Bonifacio Day (November 30)
Andres Bonifacio is one of the greatest heroes in the Philippines and is known as the Father of Philippine Revolution and the founder of the Katipunan (brotherhood).
Historians believed that Andres Bonifacio is the first president of the Philippine Republic, but was contested by one of his own particular Emilio Aguinaldo (declared as the first president in Philippine Republic) and later tried and executed for treason.
And this argument is still going on…
Christmas Day (December 25)
When it comes to feast—Christmas is the mother of all feast in the Philippines. Filipinos are known to have the longest Christmas celebration.
A week before “Christmas Day”, we celebrate parties from here and there. Like for example, the company will hold a buffet party for the employees and do some fun activities and the most awaited raffle draw of goodies from gift certificates, appliances to entertainment showcase.
Then, the next few days, another buffet party and get together with friends and exchanging of gifts and another party with family and relatives and exchanging of gist. It sounds like repetitive, but that’s how we celebrate Christmas.
At the end of the day, it’s always about friendship, care and love we have for each other that has been shared over the years in a workplace and inside our homes and this is the reason why we celebrate this merry occasion.
Rizal Day (December 30)
Do you know that Jose Rizal is not officially declared as a national hero? But, he is the most popular Filipino hero in the Philippines and that gave him the title as the National Icon.
Usually, we celebrate and honor someone’s heroism on the day of his/her birth. But, December 30 is the date when Jose Rizal was sentenced to death by firing squad.
Jose Rizal is an ophthalmologist, a novelist and a man of many talents, but he is more famous for his novels that exposed Spanish regimen’s injustices which fires the Philippine Revolution.
Republic Act 9492 mandates that if the date of a regular holiday falls on:

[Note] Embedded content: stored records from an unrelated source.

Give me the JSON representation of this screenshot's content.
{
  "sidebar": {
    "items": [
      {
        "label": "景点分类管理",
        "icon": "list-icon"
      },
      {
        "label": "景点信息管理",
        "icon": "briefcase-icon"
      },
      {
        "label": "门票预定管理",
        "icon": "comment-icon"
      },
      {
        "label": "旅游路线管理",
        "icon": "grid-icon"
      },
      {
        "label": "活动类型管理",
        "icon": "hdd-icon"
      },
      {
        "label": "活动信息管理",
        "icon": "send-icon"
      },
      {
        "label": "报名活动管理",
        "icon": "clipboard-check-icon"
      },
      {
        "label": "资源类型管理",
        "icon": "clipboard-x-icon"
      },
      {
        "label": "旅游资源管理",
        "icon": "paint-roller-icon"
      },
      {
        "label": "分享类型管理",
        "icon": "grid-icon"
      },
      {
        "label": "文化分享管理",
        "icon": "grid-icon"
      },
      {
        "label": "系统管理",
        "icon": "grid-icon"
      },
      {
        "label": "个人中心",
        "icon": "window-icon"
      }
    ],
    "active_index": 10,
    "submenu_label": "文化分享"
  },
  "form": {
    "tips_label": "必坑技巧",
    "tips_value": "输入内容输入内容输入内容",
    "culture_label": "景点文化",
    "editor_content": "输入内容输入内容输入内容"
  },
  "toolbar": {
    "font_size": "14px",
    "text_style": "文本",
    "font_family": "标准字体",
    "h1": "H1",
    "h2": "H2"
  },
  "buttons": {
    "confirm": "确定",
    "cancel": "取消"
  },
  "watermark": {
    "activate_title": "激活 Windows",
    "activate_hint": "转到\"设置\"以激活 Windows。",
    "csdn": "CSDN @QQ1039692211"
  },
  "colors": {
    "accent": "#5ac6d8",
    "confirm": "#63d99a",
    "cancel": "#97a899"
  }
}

- Wednesday—the holiday is to be observed on the Monday of that same week
- Saturday—to be observed on the Friday of that same week
- Sunday—to be observed on the Monday of the following week